I can't do two things at the same time. So when I'm working on a novel, I can't write short stories. The long form requires different muscles, a different performance. When I was writing the stories for A Good Fall, it took a while for me to get back into the short form because I hadn't been writing those for years.
When I wrote poetry, I did so under some kind of pressure. I was hired as a poetry teacher for eight years [at Emory University], so I had to publish a lot of poetry to stay in the field, to get tenure. My graduate work was in poetry.
When I wrote The Writer as Migrant, that was actually a series of lectures I have given. When I'm asked to give a talk, they ask me for topics, and then decide on one from a list. These are those lectures, so this is not my regular work. Although they were hard, too, to write; I had to do a lot of research.
How does teaching fit into your writing life?
I don't see a balance there. Teaching takes the same kind of time and energy as the writing. Teaching helps me see better, understand better; it's hard to say that because I know more, understand more, I can write better than before.
Nowadays, books don't sell as well as they used to. I need the regular income of teaching. That's why I keep a regular job, so I don't have to think commercially when I'm writing. Waiting was commercially successful, but the other books had very average sales. Selling books is very hard now. We accepted a student this year into the graduate program who was already a bestselling author, who had been on Oprah. She dropped out at the last minute.
Can any Boston University student take your classes, or must he or she pass prerequisites before enrolling?
That depends. For my literature class, anyone can take it. For the writing class, only the graduate students in creative writing. I teach the longer form, so they need to do be prepared and committed to writing something.
How do you know when a student is promising? Do you encourage the most gifted ones?
I do encourage my students. I really hope they will persevere and get published. But in the long run, talent doesn't help that much. In fact, the best writers in class don't continue somehow. It's usually the middling ones that continue and finish a book and actually get published.
Why do you think the best ones don't keep writing?
Perhaps they have more things to do. Maybe they have more opportunities because they are more capable of doing more things. Also, I think the most talented are also the most fragile, and they get frustrated easily and give up.
Do you read others' books when you're writing?
I read quite a bit.
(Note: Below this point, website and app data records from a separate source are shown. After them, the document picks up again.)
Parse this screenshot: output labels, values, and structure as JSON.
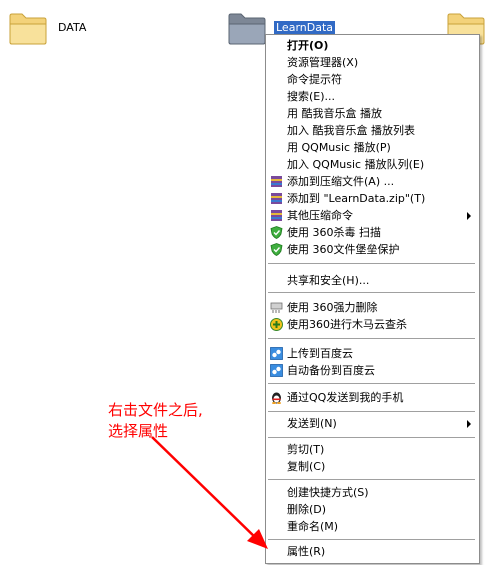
{
  "desktop": {
    "items": [
      {
        "label": "DATA"
      },
      {
        "label": "LearnData"
      },
      {
        "label": ""
      }
    ]
  },
  "menu": {
    "items": [
      {
        "label": "打开(O)"
      },
      {
        "label": "资源管理器(X)"
      },
      {
        "label": "命令提示符"
      },
      {
        "label": "搜索(E)..."
      },
      {
        "label": "用 酷我音乐盒 播放"
      },
      {
        "label": "加入 酷我音乐盒 播放列表"
      },
      {
        "label": "用 QQMusic 播放(P)"
      },
      {
        "label": "加入 QQMusic 播放队列(E)"
      },
      {
        "label": "添加到压缩文件(A) ..."
      },
      {
        "label": "添加到 \"LearnData.zip\"(T)"
      },
      {
        "label": "其他压缩命令"
      },
      {
        "label": "使用 360杀毒 扫描"
      },
      {
        "label": "使用 360文件堡垒保护"
      },
      {
        "label": "共享和安全(H)..."
      },
      {
        "label": "使用 360强力删除"
      },
      {
        "label": "使用360进行木马云查杀"
      },
      {
        "label": "上传到百度云"
      },
      {
        "label": "自动备份到百度云"
      },
      {
        "label": "通过QQ发送到我的手机"
      },
      {
        "label": "发送到(N)"
      },
      {
        "label": "剪切(T)"
      },
      {
        "label": "复制(C)"
      },
      {
        "label": "创建快捷方式(S)"
      },
      {
        "label": "删除(D)"
      },
      {
        "label": "重命名(M)"
      },
      {
        "label": "属性(R)"
      }
    ]
  },
  "annotation": {
    "line1": "右击文件之后,",
    "line2": "选择属性",
    "color": "#ff0000"
  },
  "icons": {
    "folder": "folder-icon",
    "archive": "archive-icon",
    "shield": "shield-icon",
    "shredder": "shredder-icon",
    "trojan": "trojan-scan-icon",
    "cloud": "baidu-cloud-icon",
    "qq": "qq-penguin-icon",
    "arrow": "red-arrow"
  }
}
What I read depends on the project. But yes, even when I'm writing, I always read others' work. I have no way to avoid that since I'm teaching writing.
Besides reading the things I'm obligated to read, I read writers I really like. For example, Mavis Gallant and Carol Shields. I don't want to lose my own voice, but I have to stay related to great books. I often read a passage from a great book to regain my own sense of writing. For instance, Anna Karenina or One Hundred Years of Solitude. I use both that great writing and the obligatory reading as inspiration.
The publishing industry is changing at a rapid rate, not just with technology, but with the dissolving of many borders. Nationalities and cultures and histories are more fluid than ever. How do you see the literary landscape changing as we all become more global citizens, and therefore global readers?
The readers are there, but maybe they're not reading books anymore, they're reading different kind of texts. Books will survive, although maybe the readership will be smaller. Ironically, in China, the readership is getting bigger. Maybe in Korea, too? The number of readers in Asia is not shrinking as seriously as they are here. Maybe they have more access to books since books are cheaper there? Maybe for cultural reasons, too. Many Americans don't read books. In Asia, books are traditionally more respected. A culture of reading still remains there.
Terry Hong writes BookDragon, a book review blog for the Smithsonian Asian Pacific American Program.